The last chapter in this volume reveals how the ‘displaced borders’ at the centre of the capital of Macedonia, Skopje, are materialized through grand buildings and monuments referring to a classical past and antiquity. This trend, which started in 2008 and is part of the ‘Skopje 2014’ project, is conditioned by the political dispute with Greece about the right to use the name ‘Macedonia’. The chapter examines the agency of size and grandeur in shaping people’s perceptions and reactions to material appearances.
Further reflections on forms of border

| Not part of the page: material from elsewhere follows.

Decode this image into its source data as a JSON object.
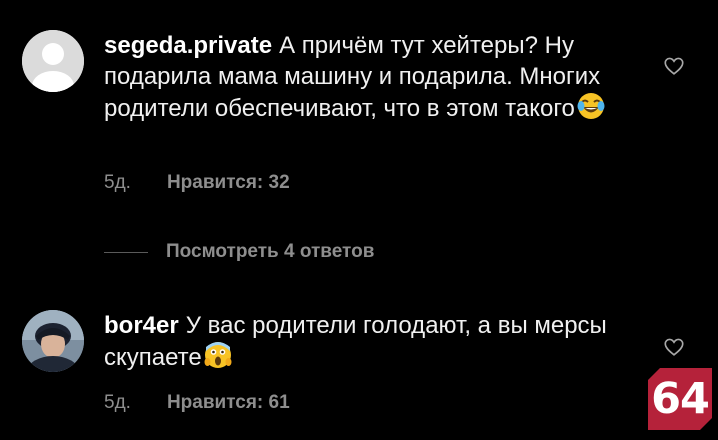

If borders mark differences, they do not all do so in the same way. While this proposition has been studied from a range of angles, this topic has rarely focused on the forms that borders take, both in material and in conceptual terms. Most often, borders are imagined as lines, or entities related to lines: walls, barriers, fences, perimeters. Lines evoke a sense of two sides, and, of course, that has been critiqued by scholars who prefer to think in terms of rhizomes, webs, fractals, or networks. Using the ideas of lines, traces, and tidemarks, this contribution embarks on a conversation about the diverse qualities of borders, or what could be called ‘border-ness’.
A remarkable politician?

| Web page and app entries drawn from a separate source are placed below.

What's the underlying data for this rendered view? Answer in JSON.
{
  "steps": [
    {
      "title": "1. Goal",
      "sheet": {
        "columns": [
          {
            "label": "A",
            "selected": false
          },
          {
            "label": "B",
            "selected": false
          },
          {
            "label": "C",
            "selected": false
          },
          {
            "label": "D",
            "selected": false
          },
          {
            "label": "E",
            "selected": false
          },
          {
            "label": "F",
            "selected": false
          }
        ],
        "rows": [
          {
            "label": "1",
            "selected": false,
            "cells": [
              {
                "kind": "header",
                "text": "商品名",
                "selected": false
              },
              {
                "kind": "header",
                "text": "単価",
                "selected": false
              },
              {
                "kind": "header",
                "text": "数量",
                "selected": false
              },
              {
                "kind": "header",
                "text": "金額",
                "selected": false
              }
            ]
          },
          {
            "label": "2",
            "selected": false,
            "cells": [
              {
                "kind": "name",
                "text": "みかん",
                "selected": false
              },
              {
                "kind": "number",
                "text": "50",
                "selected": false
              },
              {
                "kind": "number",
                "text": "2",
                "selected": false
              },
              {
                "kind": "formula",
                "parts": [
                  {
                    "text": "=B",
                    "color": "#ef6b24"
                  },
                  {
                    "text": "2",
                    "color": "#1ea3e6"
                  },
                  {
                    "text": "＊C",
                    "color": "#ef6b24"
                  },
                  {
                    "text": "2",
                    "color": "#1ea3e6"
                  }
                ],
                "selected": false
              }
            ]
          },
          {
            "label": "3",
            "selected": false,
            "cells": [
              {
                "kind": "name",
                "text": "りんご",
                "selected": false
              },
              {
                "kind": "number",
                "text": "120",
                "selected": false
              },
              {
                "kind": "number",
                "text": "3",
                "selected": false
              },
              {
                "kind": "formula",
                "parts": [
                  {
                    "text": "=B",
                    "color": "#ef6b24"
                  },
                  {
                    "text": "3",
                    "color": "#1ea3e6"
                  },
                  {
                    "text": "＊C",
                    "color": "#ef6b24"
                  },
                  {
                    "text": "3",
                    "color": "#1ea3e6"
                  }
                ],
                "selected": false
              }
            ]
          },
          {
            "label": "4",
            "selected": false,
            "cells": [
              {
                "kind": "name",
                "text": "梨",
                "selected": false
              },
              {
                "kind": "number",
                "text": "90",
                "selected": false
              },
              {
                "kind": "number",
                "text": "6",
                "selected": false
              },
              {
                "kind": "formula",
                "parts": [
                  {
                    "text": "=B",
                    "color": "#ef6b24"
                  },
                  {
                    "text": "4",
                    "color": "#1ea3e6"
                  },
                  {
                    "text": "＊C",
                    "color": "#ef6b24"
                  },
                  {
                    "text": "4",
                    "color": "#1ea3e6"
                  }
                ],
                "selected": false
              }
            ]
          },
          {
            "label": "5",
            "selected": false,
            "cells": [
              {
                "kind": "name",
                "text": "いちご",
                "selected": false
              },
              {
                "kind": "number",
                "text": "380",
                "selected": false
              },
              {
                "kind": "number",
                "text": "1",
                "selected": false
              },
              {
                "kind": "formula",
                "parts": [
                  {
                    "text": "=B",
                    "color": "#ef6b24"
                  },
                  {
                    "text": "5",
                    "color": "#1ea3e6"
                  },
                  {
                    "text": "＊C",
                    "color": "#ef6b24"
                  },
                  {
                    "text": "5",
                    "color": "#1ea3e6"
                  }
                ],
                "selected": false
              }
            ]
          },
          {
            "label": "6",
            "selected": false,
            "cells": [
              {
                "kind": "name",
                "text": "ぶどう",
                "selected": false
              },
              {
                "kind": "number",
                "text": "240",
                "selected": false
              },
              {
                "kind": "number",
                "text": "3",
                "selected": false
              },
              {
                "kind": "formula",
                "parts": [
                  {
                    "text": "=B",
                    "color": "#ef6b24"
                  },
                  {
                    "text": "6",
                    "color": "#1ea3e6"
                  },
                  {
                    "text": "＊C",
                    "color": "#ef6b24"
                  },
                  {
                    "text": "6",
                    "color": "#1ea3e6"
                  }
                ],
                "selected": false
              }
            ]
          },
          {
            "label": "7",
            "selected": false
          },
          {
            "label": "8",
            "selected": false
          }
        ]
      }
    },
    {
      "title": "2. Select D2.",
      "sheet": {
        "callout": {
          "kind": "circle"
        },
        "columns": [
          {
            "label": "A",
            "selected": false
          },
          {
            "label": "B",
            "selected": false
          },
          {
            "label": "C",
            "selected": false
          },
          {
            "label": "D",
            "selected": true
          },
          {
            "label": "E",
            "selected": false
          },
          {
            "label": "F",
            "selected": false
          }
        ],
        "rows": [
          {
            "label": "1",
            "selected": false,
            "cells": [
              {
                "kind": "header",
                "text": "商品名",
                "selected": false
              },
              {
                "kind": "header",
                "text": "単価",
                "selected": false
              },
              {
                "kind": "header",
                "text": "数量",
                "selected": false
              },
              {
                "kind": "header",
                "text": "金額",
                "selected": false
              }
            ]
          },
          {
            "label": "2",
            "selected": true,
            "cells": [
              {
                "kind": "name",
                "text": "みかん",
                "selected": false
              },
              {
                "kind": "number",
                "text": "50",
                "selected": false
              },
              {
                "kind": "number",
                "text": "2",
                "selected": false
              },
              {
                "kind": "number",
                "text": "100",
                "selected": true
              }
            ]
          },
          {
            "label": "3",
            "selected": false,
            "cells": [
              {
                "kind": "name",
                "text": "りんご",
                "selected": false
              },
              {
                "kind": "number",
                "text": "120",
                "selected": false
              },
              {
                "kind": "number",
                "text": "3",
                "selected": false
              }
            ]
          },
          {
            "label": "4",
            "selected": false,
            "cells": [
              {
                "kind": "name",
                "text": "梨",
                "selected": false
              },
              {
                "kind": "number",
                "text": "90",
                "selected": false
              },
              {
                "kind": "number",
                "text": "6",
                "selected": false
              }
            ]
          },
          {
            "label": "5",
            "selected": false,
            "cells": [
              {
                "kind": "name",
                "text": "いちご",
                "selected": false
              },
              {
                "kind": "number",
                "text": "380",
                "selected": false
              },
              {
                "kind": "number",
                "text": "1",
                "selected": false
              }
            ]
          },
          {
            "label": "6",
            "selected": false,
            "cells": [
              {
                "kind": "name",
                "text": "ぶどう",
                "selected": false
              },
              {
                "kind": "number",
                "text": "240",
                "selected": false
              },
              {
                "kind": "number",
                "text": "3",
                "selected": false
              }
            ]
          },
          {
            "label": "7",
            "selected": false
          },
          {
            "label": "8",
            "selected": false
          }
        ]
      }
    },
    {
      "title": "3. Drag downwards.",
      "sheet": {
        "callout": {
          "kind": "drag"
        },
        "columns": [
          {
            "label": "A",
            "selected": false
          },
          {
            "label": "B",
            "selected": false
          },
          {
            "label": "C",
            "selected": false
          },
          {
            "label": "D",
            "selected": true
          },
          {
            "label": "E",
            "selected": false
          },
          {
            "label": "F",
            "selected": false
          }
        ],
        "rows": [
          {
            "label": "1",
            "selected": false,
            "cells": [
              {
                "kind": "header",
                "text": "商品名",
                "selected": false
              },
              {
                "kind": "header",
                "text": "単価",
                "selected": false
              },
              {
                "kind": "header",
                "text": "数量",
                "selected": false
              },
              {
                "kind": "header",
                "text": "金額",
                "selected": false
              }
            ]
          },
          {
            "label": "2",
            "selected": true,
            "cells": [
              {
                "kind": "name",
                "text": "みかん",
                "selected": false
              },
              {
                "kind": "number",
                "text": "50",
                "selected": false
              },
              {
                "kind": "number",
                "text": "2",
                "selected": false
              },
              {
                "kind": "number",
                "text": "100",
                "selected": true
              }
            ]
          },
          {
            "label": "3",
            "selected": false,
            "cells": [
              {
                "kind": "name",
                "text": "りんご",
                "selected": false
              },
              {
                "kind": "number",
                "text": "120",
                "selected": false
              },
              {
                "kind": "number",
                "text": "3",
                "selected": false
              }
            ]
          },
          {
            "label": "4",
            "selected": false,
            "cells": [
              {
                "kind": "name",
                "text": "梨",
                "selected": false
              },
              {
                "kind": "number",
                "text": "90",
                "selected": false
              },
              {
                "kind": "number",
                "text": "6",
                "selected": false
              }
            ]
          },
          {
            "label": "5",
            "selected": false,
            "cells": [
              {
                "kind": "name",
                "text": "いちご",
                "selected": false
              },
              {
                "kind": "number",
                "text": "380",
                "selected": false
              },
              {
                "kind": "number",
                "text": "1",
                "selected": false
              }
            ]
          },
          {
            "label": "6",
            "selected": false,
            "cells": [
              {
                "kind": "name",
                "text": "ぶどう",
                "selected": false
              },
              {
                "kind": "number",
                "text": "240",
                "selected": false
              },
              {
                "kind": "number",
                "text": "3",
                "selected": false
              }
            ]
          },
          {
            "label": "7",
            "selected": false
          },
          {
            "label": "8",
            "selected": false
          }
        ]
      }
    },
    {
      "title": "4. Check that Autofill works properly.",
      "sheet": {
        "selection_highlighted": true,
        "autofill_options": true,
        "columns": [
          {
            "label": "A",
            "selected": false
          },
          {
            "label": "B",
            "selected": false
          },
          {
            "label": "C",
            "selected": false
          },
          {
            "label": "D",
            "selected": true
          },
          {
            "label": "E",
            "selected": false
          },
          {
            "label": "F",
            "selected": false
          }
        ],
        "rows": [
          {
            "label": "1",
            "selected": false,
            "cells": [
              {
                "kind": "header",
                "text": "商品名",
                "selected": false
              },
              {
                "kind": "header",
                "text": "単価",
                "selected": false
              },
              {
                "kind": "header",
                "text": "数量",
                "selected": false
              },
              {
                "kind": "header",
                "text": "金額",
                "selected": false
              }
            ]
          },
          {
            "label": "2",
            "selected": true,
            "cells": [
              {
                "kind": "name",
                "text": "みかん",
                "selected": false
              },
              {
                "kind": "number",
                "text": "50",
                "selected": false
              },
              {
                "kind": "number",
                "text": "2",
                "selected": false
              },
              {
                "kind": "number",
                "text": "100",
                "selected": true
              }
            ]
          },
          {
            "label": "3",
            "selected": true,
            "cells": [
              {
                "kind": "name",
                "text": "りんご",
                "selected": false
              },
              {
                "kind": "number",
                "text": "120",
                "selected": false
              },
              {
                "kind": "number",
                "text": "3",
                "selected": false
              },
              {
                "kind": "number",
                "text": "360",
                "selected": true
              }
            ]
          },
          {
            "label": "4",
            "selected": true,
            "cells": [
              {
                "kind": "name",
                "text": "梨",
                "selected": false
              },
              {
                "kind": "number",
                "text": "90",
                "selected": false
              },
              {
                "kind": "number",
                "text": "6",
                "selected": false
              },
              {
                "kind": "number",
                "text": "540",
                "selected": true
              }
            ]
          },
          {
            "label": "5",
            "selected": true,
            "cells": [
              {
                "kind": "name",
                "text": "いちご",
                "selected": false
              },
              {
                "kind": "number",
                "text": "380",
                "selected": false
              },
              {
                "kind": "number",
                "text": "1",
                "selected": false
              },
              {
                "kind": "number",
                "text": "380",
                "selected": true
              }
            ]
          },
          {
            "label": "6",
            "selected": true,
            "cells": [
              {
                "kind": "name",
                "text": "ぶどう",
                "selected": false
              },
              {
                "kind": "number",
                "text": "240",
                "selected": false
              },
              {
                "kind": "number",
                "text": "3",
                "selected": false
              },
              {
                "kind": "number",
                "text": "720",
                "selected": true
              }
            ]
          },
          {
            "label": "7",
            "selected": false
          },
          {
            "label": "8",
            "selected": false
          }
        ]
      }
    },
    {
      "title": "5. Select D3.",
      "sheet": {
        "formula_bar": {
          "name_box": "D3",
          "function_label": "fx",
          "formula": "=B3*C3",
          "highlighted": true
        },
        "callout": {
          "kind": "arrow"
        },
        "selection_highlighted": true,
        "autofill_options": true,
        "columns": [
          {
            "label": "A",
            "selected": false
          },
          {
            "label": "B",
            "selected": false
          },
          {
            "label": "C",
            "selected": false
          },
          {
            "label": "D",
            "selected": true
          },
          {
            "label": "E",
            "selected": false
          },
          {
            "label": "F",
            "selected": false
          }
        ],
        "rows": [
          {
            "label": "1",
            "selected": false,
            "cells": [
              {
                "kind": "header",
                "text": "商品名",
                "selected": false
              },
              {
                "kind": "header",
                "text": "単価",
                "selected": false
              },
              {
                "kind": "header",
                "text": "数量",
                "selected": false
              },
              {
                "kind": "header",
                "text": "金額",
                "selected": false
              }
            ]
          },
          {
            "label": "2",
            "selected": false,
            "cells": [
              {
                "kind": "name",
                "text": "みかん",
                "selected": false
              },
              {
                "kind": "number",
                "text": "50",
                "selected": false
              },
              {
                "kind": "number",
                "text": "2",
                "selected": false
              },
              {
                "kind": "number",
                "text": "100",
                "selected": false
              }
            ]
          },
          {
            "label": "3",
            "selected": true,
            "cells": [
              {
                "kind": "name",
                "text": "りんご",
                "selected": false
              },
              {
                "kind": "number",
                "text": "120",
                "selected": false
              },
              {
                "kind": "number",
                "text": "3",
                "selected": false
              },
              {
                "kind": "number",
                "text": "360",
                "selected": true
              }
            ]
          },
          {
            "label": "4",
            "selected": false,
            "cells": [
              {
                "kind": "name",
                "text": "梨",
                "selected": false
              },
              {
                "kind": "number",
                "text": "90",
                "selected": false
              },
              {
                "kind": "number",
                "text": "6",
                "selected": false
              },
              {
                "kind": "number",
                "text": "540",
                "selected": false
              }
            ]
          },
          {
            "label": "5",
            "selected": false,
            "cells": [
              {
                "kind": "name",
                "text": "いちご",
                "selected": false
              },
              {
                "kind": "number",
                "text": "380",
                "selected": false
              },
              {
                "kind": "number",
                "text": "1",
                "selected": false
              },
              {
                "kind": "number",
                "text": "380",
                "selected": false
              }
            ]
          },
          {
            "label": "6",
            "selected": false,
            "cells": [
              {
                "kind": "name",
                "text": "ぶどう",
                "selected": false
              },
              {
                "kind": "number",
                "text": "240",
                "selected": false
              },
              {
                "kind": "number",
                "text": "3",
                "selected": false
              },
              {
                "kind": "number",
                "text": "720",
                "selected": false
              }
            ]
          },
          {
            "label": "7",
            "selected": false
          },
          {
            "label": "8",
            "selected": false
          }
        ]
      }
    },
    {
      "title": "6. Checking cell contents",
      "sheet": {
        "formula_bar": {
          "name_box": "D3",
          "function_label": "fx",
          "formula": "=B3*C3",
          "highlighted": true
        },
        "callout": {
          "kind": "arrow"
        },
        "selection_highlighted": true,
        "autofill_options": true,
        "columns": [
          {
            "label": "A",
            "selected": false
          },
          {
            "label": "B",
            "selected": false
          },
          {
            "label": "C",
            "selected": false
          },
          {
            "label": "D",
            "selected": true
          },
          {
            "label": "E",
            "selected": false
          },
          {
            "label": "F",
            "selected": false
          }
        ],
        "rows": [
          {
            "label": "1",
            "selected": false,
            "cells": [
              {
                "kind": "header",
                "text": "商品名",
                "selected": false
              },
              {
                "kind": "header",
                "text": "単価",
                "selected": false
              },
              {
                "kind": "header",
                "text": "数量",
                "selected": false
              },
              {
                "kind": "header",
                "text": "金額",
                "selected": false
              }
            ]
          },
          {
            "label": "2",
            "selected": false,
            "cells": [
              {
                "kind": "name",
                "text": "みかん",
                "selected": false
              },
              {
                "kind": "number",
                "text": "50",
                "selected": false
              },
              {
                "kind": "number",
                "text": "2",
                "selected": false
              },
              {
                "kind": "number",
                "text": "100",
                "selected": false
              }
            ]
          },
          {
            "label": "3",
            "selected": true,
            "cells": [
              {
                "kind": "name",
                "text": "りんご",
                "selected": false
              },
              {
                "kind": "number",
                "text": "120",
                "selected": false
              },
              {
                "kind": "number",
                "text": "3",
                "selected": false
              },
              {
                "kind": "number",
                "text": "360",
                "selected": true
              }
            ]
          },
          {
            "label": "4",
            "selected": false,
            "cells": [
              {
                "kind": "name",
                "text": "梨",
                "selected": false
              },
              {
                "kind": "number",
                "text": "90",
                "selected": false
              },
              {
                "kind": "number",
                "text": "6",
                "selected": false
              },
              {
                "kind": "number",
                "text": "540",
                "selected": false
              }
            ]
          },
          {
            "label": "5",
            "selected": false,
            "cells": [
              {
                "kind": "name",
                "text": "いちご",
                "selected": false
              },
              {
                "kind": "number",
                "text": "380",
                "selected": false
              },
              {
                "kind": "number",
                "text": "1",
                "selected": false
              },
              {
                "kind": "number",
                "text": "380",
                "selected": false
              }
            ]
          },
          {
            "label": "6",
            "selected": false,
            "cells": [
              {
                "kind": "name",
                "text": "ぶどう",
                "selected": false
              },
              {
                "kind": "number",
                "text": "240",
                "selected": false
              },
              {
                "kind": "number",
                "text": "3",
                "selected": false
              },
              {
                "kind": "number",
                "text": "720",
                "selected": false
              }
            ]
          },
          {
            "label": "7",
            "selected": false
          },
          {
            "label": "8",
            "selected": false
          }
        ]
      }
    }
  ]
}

James L. Newell
Almost all of the period since the early 1990s in Italian politics has been dominated by Silvio Berlusconi, whose career has spawned a rich literature but as yet no sustained attempt to address the fundamental questions of the nature or extent of its impact. An assessment of the Berlusconi legacy is essential thanks to changes in the meaning, the scope and the role of political leadership which, since the early 1990s, have rendered processes of change in the Italian political system much more amenable to the decisions and actions of the individuals occupying leadership positions than they had been previously. Moreover, an assessment of his legacy can contribute to broader debates about the extent to which individual leaders can actually ‘make a difference’ in a context in which popular hopes and expectations placed in leaders appear to have risen to, possibly, unrealistic levels. Throughout the book, the basic argument is that Berlusconi is significant far more for what his career tells us about Italian politics and how it has unfolded over the past quarter century than he is for how he has changed it.
Theorizing material and non-material mediations on theborder

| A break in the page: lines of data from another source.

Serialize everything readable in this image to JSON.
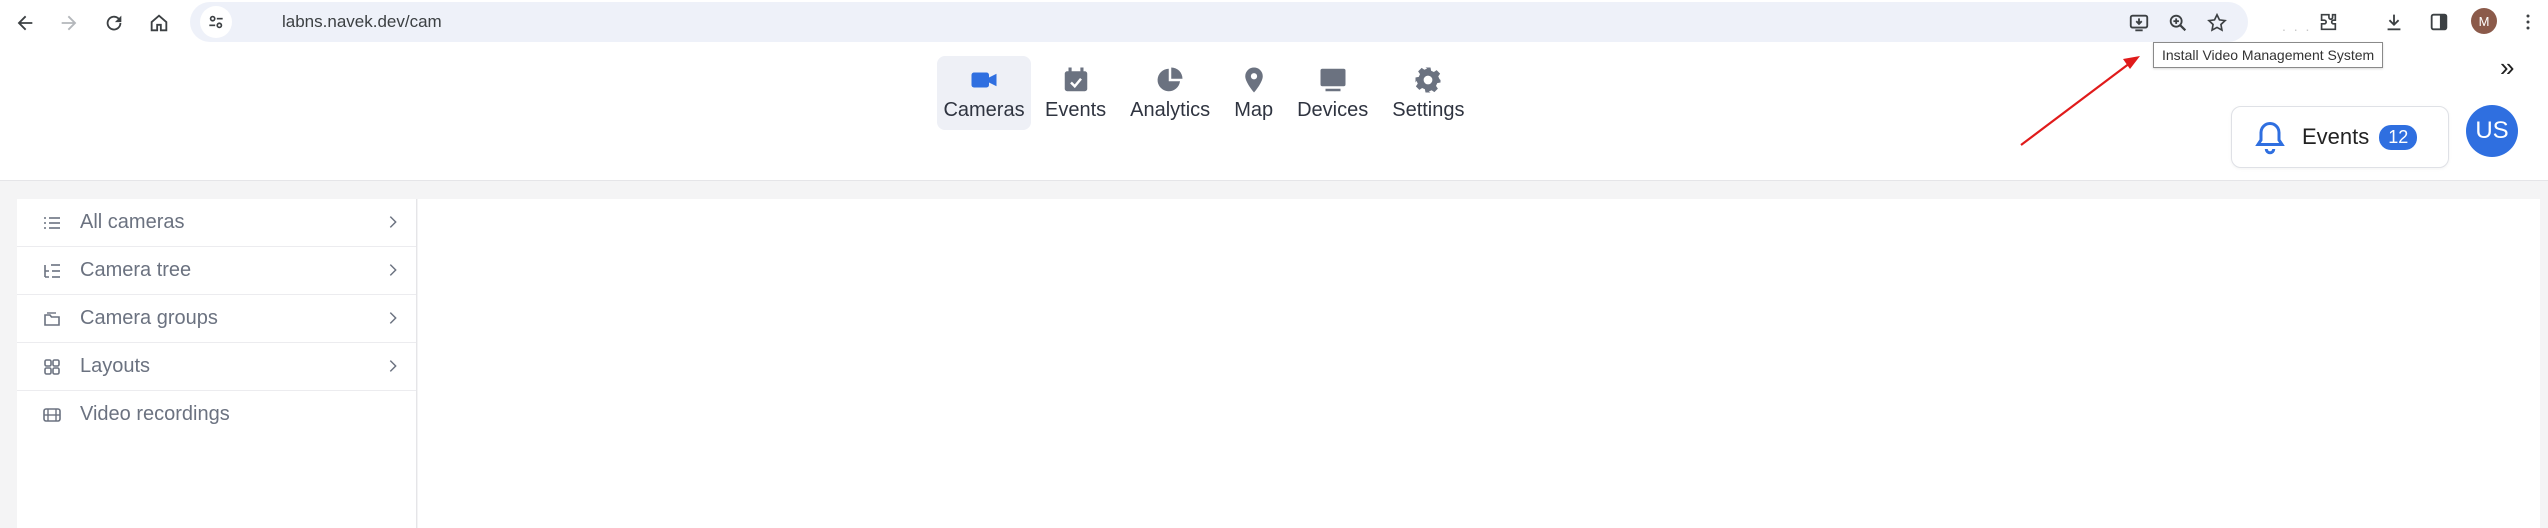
{
  "browser": {
    "url": "labns.navek.dev/cam",
    "tooltip": "Install Video Management System",
    "profile_initial": "M",
    "overflow_label": "»",
    "faint_dots": ". . ."
  },
  "app": {
    "nav": [
      {
        "label": "Cameras",
        "icon": "video-camera-icon",
        "active": true
      },
      {
        "label": "Events",
        "icon": "calendar-check-icon",
        "active": false
      },
      {
        "label": "Analytics",
        "icon": "pie-chart-icon",
        "active": false
      },
      {
        "label": "Map",
        "icon": "map-pin-icon",
        "active": false
      },
      {
        "label": "Devices",
        "icon": "monitor-icon",
        "active": false
      },
      {
        "label": "Settings",
        "icon": "gear-icon",
        "active": false
      }
    ],
    "events_button": {
      "label": "Events",
      "count": "12"
    },
    "avatar": "US"
  },
  "sidebar": {
    "items": [
      {
        "label": "All cameras",
        "icon": "list-icon",
        "has_chevron": true
      },
      {
        "label": "Camera tree",
        "icon": "tree-list-icon",
        "has_chevron": true
      },
      {
        "label": "Camera groups",
        "icon": "folder-icon",
        "has_chevron": true
      },
      {
        "label": "Layouts",
        "icon": "grid-icon",
        "has_chevron": true
      },
      {
        "label": "Video recordings",
        "icon": "film-icon",
        "has_chevron": false
      }
    ]
  },
  "colors": {
    "accent": "#2f6fe0",
    "annotation_arrow": "#e01b1b"
  }
}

Olga Demetriou and Rozita Dimova
In the first chapter, the editors analyse the link between materiality and borders as a political project that emanates from the separation between similarity and difference. To what extent is the mediation between materiality and immateriality in the various manifestations of border-making carried out through assumptions at the basis of particular forms of governance? What kinds of subjects do borders produce, and to what extent is the materiality of borders sustained or undermined by these forms of subjectivity? What are the diachronic connections and disconnections between material borders and the identities they interpellate? What kinds of structures (material and conceptual) sustain and undermine borders? In critically exploring the mediation between material and immaterial we ask what the interaction with, contemplation of, and experience of borders enables. At what horizon does agency (as corollary to power) begin to be reconstituted as a more complex but also clearer instance of state–subject relations?